■ **REQUIRED WORK**
Repeat the full listing that follows, word for word.

■ **DATA FOR THIS TASK**
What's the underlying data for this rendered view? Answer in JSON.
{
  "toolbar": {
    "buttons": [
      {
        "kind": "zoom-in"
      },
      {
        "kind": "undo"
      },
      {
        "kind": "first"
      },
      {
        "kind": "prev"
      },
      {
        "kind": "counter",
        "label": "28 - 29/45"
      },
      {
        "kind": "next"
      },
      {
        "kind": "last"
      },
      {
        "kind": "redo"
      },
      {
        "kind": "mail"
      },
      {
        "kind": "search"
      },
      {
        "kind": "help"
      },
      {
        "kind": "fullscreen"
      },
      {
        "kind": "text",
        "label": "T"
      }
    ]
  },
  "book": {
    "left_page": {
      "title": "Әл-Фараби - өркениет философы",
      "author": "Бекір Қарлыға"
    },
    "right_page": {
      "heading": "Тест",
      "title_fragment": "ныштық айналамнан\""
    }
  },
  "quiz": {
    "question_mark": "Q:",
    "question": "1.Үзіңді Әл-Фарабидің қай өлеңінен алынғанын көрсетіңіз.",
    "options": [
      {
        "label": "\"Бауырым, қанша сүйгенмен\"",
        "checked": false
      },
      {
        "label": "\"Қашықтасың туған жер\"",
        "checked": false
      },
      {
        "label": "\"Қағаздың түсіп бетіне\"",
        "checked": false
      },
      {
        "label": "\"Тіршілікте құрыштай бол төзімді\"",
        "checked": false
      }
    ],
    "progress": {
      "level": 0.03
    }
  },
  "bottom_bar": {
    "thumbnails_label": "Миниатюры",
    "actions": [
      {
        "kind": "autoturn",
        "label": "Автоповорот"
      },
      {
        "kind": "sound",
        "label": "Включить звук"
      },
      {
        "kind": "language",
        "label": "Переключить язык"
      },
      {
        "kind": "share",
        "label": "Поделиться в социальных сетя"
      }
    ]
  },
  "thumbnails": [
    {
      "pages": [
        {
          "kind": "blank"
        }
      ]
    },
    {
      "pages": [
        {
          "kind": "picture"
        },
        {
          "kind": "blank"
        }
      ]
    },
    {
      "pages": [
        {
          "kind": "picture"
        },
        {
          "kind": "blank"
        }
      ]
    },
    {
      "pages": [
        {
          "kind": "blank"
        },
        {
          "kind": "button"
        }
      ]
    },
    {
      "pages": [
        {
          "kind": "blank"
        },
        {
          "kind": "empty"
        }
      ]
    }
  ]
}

■ **RESPONSE TO THIS TASK**
What's the underlying data for this rendered view? Answer in JSON.
{
  "toolbar": {
    "buttons": [
      {
        "kind": "zoom-in"
      },
      {
        "kind": "undo"
      },
      {
        "kind": "first"
      },
      {
        "kind": "prev"
      },
      {
        "kind": "counter",
        "label": "28 - 29/45"
      },
      {
        "kind": "next"
      },
      {
        "kind": "last"
      },
      {
        "kind": "redo"
      },
      {
        "kind": "mail"
      },
      {
        "kind": "search"
      },
      {
        "kind": "help"
      },
      {
        "kind": "fullscreen"
      },
      {
        "kind": "text",
        "label": "T"
      }
    ]
  },
  "book": {
    "left_page": {
      "title": "Әл-Фараби - өркениет философы",
      "author": "Бекір Қарлыға"
    },
    "right_page": {
      "heading": "Тест",
      "title_fragment": "ныштық айналамнан\""
    }
  },
  "quiz": {
    "question_mark": "Q:",
    "question": "1.Үзіңді Әл-Фарабидің қай өлеңінен алынғанын көрсетіңіз.",
    "options": [
      {
        "label": "\"Бауырым, қанша сүйгенмен\"",
        "checked": false
      },
      {
        "label": "\"Қашықтасың туған жер\"",
        "checked": false
      },
      {
        "label": "\"Қағаздың түсіп бетіне\"",
        "checked": false
      },
      {
        "label": "\"Тіршілікте құрыштай бол төзімді\"",
        "checked": false
      }
    ],
    "progress": {
      "level": 0.03
    }
  },
  "bottom_bar": {
    "thumbnails_label": "Миниатюры",
    "actions": [
      {
        "kind": "autoturn",
        "label": "Автоповорот"
      },
      {
        "kind": "sound",
        "label": "Включить звук"
      },
      {
        "kind": "language",
        "label": "Переключить язык"
      },
      {
        "kind": "share",
        "label": "Поделиться в социальных сетя"
      }
    ]
  },
  "thumbnails": [
    {
      "pages": [
        {
          "kind": "blank"
        }
      ]
    },
    {
      "pages": [
        {
          "kind": "picture"
        },
        {
          "kind": "blank"
        }
      ]
    },
    {
      "pages": [
        {
          "kind": "picture"
        },
        {
          "kind": "blank"
        }
      ]
    },
    {
      "pages": [
        {
          "kind": "blank"
        },
        {
          "kind": "button"
        }
      ]
    },
    {
      "pages": [
        {
          "kind": "blank"
        },
        {
          "kind": "empty"
        }
      ]
    }
  ]
}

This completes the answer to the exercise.